§ **How to complete this task**: Search for the word "size" in the entries. Each line that holds it should be copied.

Extracted data entries
——
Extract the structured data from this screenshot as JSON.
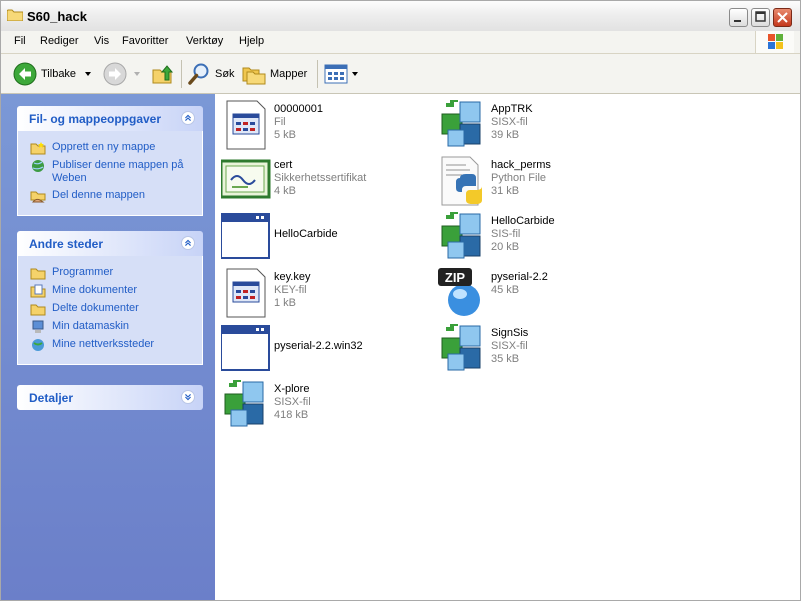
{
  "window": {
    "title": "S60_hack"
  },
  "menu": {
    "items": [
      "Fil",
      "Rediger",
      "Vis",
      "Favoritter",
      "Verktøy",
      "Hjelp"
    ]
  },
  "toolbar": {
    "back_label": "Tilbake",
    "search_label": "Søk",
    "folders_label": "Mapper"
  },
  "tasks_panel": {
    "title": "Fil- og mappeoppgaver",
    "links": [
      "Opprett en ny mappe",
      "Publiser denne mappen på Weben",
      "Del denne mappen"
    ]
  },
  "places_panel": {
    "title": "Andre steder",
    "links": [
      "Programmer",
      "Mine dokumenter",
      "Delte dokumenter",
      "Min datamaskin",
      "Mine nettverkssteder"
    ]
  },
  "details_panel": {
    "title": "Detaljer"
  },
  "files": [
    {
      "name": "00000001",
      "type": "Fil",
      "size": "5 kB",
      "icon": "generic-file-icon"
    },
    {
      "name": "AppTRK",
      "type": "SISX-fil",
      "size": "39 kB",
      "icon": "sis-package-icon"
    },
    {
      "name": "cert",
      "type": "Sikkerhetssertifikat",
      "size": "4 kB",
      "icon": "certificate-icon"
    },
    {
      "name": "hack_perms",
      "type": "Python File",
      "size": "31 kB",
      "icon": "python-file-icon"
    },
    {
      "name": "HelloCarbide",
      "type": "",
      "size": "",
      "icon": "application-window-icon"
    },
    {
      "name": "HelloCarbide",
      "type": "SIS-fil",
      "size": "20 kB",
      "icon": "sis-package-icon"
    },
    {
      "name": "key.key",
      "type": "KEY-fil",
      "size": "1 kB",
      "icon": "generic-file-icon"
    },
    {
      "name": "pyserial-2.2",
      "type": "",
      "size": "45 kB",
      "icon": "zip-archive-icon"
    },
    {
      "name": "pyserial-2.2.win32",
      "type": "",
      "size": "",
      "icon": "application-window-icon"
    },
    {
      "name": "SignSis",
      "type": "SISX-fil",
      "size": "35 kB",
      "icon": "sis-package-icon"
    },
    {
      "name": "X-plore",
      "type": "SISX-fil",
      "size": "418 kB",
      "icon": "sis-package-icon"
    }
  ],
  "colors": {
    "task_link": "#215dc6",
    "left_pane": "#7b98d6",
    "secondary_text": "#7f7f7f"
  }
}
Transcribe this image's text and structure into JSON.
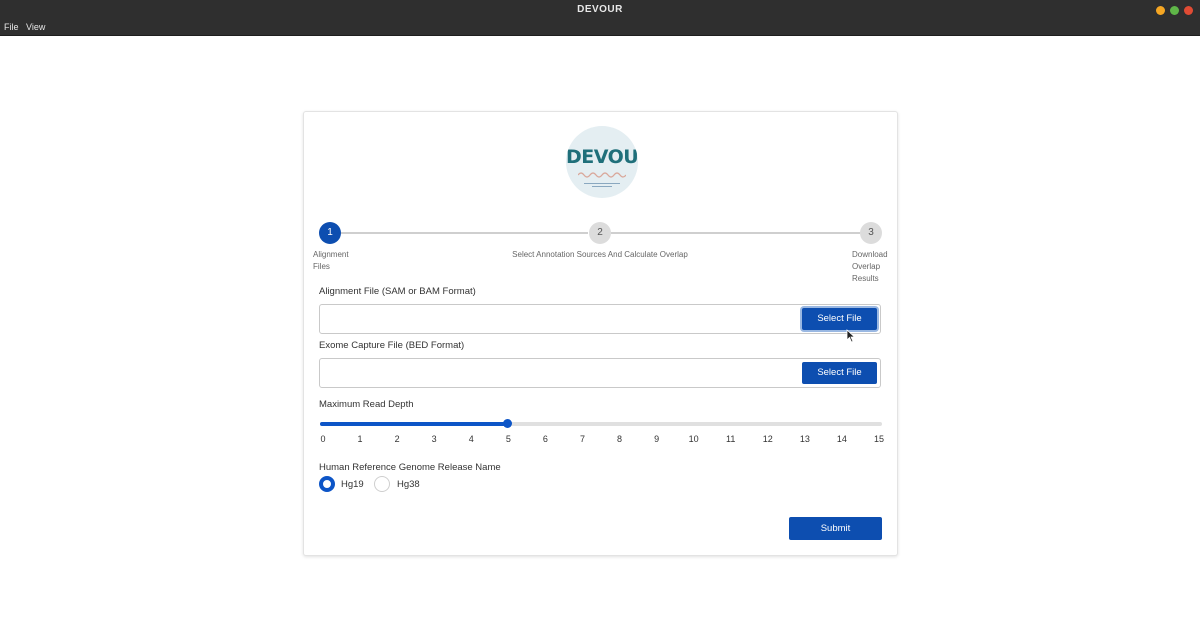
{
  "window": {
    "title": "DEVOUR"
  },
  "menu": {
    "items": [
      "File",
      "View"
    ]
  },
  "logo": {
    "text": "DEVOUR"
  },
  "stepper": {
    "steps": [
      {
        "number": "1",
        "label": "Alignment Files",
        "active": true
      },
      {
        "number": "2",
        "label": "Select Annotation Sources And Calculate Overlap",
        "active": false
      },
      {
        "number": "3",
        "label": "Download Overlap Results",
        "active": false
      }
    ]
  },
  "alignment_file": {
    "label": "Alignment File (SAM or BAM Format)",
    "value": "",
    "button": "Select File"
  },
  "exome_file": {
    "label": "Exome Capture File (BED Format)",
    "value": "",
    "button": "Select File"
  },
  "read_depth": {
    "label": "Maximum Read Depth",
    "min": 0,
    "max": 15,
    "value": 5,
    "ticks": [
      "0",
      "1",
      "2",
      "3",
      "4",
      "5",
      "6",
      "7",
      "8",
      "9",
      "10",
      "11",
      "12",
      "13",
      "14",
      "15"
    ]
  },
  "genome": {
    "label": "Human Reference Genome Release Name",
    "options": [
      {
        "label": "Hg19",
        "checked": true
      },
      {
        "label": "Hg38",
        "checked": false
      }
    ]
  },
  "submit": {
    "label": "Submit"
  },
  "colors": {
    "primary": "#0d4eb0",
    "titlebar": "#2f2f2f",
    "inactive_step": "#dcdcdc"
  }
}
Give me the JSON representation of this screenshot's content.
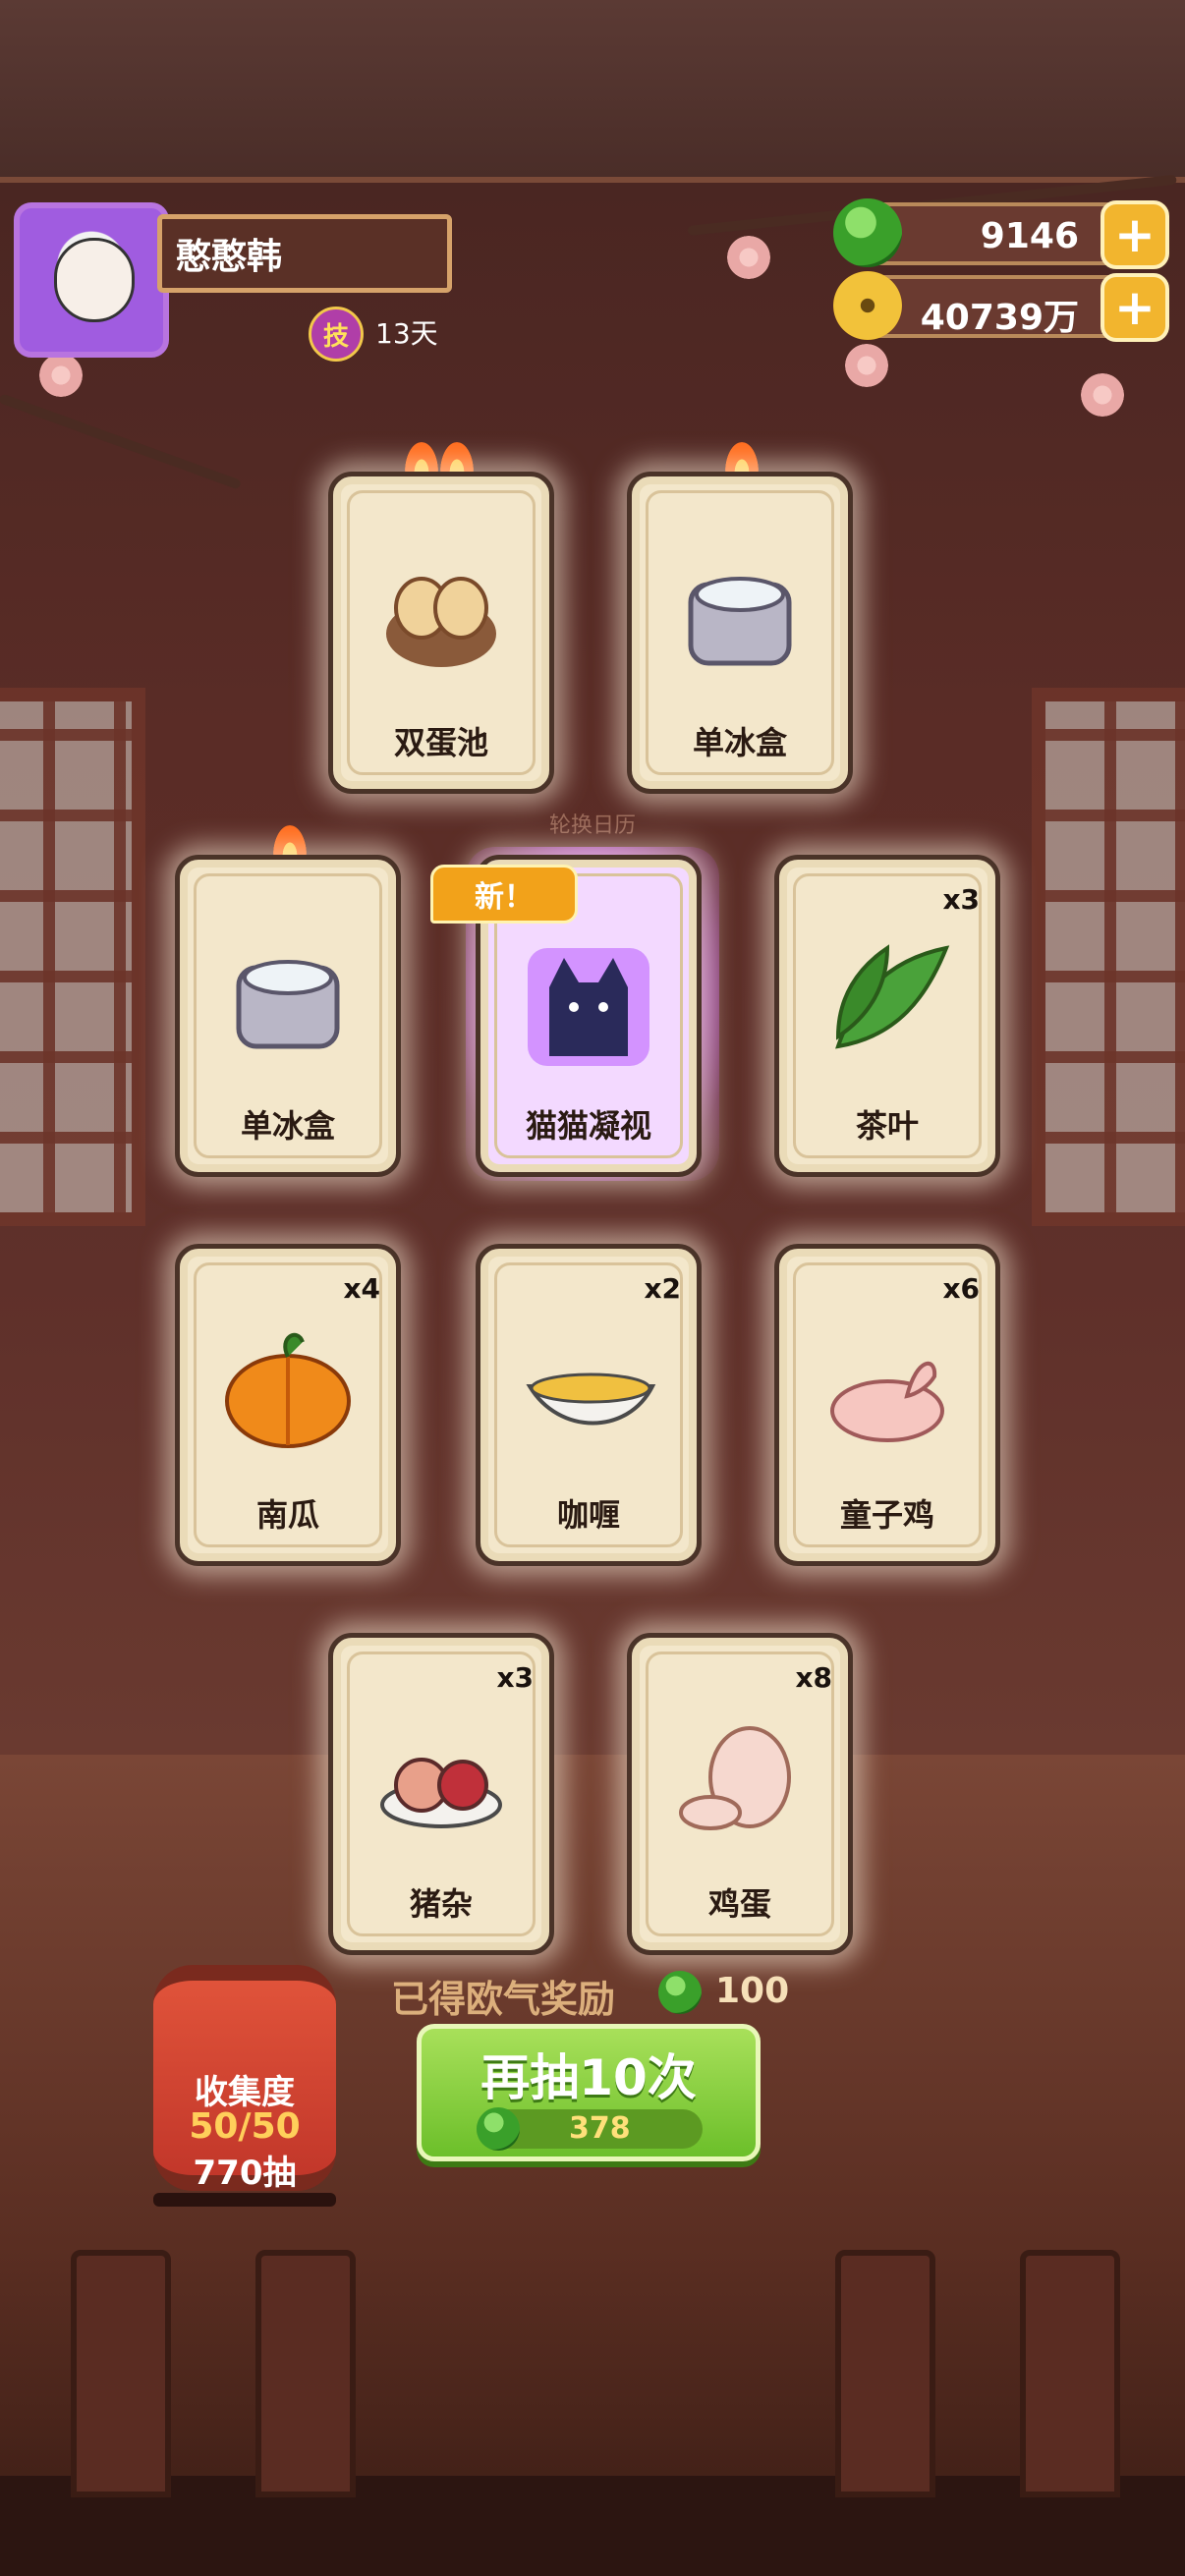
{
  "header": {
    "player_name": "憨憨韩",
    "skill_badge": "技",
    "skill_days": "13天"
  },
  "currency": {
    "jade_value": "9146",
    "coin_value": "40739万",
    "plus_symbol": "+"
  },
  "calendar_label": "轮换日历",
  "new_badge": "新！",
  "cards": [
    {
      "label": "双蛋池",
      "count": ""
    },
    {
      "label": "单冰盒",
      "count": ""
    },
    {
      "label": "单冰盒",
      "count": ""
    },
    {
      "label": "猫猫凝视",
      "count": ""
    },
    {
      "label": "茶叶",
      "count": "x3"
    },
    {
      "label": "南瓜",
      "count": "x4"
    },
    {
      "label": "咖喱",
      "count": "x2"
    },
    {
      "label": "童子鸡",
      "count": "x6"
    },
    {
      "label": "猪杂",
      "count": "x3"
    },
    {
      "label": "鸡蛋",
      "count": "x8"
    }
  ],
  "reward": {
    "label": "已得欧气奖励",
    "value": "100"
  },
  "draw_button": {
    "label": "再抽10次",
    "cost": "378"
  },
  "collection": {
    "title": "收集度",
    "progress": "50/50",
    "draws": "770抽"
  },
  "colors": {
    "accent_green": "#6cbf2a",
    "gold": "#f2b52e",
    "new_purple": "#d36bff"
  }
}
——
§ **Result of this task**:
      "size": "5 kB",
      "size": "39 kB",
      "size": "4 kB",
      "size": "31 kB",
      "size": "",
      "size": "20 kB",
      "size": "1 kB",
      "size": "45 kB",
      "size": "",
      "size": "35 kB",
      "size": "418 kB",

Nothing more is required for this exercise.